There are no more obstructions to tearing down the Transgas building on Vinohradská Street, just behind the National Museum. A valid demolition permit has been issued, and deadlines to overturn it have passed.
No one has filed an appeal against the previously issued demolition decision, Prague 2 spokeswoman Lenka Prokopová said. The building previously failed to get landmark protection, despite protests from some preservationists and the original architects.
Property owner HB Reavis wants to build seven new buildings on site, to create a mixed-use complex.
“There has been no appeal against the removal of the former Transgas complex filed at the Department of Construction of the Prague 2 District, so today the builder has picked up the verified project documentation and certified legal powers dated Jan. 29, 2019,” Prokopová said on Jan. 31.

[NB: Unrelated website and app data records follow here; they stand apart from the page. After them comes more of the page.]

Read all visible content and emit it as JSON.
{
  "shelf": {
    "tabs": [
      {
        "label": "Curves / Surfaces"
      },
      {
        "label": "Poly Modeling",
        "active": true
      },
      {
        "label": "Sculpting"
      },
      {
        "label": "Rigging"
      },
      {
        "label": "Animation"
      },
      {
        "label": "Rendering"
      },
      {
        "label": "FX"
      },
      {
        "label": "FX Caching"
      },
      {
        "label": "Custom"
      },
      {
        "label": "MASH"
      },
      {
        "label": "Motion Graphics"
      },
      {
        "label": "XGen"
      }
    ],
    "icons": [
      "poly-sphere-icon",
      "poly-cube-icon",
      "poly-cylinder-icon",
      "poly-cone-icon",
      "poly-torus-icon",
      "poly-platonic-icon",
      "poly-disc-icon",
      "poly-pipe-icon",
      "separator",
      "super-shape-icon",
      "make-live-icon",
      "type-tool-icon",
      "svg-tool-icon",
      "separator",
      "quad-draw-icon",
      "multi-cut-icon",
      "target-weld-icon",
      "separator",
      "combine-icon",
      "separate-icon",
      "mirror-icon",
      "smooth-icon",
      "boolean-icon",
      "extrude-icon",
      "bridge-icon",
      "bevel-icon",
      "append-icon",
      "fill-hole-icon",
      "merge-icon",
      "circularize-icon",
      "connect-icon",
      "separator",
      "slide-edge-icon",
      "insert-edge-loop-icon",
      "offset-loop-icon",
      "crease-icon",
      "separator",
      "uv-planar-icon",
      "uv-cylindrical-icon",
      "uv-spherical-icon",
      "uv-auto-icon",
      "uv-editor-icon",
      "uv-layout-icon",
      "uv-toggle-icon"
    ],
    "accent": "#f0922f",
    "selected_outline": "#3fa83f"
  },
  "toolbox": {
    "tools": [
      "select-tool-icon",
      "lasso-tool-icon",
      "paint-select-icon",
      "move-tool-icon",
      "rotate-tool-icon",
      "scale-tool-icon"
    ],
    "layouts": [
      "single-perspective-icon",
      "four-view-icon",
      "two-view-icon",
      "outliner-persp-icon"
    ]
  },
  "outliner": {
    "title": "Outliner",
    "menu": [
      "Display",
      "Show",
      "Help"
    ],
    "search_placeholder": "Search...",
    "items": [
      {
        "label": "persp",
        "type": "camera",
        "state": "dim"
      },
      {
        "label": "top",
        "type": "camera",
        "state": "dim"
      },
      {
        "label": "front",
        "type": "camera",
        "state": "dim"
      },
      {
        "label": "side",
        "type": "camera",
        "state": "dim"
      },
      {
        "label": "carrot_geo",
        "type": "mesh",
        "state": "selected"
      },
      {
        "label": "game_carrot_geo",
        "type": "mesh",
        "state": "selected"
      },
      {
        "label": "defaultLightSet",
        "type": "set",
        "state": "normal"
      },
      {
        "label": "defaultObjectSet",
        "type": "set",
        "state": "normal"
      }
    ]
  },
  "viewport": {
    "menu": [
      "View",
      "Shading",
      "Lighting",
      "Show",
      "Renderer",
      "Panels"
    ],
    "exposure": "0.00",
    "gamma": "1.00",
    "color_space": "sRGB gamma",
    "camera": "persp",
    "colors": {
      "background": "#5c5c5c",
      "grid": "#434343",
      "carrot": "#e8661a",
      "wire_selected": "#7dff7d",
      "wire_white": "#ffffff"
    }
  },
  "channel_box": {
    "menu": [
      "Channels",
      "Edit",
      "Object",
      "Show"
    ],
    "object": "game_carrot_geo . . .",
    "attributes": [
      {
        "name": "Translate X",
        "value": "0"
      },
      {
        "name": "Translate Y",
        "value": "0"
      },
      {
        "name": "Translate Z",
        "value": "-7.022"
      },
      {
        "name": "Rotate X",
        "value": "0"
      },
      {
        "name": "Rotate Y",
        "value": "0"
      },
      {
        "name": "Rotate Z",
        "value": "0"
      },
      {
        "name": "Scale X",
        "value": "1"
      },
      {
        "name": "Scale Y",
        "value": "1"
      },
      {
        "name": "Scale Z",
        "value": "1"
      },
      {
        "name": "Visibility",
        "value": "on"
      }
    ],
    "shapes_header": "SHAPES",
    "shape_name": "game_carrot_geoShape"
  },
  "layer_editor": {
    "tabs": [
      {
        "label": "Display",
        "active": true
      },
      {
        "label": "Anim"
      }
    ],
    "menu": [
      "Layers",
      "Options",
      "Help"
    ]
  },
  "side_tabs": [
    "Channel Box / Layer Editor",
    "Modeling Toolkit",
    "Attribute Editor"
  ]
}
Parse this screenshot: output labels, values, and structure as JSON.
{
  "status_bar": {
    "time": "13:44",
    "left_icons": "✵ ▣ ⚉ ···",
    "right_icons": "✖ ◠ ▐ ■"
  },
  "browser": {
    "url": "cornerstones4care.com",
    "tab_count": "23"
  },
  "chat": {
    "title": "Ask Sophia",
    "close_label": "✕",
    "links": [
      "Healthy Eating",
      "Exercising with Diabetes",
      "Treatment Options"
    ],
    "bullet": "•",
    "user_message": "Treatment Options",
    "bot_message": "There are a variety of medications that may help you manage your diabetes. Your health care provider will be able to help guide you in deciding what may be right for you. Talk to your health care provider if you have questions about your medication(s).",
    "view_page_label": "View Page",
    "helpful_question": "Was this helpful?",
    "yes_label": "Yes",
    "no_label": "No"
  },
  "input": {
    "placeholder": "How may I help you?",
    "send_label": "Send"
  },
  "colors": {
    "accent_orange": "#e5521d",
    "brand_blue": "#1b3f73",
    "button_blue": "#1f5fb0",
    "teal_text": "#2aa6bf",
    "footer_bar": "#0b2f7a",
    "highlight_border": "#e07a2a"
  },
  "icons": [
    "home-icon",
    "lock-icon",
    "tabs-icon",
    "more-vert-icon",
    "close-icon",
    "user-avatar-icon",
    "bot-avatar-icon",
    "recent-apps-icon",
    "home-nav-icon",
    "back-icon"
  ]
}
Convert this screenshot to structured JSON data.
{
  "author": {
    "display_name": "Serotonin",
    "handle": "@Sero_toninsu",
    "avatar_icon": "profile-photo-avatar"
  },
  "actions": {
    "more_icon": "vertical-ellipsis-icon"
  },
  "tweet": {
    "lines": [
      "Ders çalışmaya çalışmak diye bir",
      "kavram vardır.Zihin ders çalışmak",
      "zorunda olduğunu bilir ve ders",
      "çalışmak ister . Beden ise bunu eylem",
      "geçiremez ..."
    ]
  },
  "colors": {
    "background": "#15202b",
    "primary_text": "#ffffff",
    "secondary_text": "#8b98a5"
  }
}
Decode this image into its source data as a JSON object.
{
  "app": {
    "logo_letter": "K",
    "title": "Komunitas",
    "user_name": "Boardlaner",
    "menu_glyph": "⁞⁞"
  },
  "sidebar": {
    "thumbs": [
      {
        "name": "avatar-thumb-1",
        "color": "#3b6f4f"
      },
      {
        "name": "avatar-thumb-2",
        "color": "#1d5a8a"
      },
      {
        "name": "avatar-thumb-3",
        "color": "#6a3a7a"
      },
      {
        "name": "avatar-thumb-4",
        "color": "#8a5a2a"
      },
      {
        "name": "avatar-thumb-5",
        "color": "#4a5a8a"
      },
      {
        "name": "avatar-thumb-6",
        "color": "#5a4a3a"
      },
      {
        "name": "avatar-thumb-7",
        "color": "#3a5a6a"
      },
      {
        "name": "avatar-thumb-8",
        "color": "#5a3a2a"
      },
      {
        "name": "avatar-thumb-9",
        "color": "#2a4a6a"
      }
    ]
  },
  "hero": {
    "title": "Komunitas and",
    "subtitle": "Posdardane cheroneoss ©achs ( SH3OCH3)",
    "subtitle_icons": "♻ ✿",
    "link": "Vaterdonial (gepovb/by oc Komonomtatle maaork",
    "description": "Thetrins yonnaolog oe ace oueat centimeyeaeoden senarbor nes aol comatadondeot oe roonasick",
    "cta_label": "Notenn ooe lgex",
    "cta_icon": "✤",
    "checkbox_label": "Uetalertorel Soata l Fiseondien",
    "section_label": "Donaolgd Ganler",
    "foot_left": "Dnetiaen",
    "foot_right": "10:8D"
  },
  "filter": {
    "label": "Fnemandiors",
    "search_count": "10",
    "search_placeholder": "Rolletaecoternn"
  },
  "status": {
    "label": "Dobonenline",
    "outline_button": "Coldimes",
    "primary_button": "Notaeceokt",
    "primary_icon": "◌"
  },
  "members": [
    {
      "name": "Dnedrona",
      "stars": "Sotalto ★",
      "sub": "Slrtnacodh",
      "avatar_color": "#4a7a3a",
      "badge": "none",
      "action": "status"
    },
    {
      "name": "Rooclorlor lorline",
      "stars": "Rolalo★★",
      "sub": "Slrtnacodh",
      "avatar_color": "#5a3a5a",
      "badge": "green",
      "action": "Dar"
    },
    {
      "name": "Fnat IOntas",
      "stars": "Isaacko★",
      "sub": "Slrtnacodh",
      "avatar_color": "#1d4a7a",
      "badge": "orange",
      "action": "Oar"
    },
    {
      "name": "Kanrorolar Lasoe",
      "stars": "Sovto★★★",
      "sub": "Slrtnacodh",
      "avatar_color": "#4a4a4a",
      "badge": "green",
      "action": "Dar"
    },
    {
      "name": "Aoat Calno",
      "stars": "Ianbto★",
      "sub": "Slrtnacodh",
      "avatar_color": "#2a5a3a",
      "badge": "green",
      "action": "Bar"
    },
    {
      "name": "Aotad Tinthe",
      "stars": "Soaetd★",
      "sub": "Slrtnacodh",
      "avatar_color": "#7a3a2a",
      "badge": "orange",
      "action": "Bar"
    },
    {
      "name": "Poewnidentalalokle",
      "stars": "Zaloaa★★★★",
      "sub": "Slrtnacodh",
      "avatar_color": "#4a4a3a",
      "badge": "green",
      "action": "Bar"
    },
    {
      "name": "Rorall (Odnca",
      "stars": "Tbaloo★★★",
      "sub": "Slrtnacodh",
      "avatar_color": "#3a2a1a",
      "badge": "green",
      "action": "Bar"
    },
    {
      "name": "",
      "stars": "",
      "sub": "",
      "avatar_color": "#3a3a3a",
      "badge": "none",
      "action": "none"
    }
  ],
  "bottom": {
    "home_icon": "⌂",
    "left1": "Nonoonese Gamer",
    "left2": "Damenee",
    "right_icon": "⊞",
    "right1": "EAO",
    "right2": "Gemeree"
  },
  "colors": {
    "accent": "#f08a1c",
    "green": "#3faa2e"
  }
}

The Building Authority issued a decision to allow demolition Jan. 9. Since the last party to the proceedings took action Jan. 14, the 15-day time limit for lodging an appeal has passed. It expired on January 29, but the office waited a few more days in case of delayed delivery.
The building was constructed between 1972 and '78 in a variation of the Brutalist style as a control center for the Transgas pipeline. Part of the complex served as the Federal Ministry of Fuel and Energy. Its architects include Václav Aulický, who also was involved in the design of the Žižkov TV Tower.
The exterior of the building is decorated with cylindrical metal rails meant to evoke the idea of pipelines. The courtyard has a large concrete fountain, which has not been functioning for some time. Two of the buildings are towers, and the third is a round structure topped with a concrete square.
Preservationists such as the Klub za starou Prahu argue that the building is a unique example of postmodern architecture of the 1970s.
The Prague office of the National Heritage Institute (NPÚ), however, previously said that the complex does not fit into its surroundings and damages the urban environment. The Ministry of Culture did not grant it protection as cultural heritage.
Co-architect Václav Aulický in December 2017 said that there is a pattern of not granting protection to buildings from the 1960s, '70s and '80s so that a whole era of architecture can be eliminated from the city. The buildings interior designer, Jan Fišer, said that it was hard to fight against wealthy investors when it comes to saving heritage, especially when public institutions don't give any support.
Developer HB Reavis intends to build seven mixed-use buildings that could be finished as early as 2021. The new buildings are designed by the studio Jakub Cigler Architekti, which also came up with the concept for current renovation of Wenceslas Square.
HB Reavis got possession of the location in 2014 from energy company ČEZ.
Representatives of the developer have said in the past that the seven new buildings will revitalize the neighborhood. The new complex should include public space with greenery, restaurants, public terraces and barrier-free passage through the area.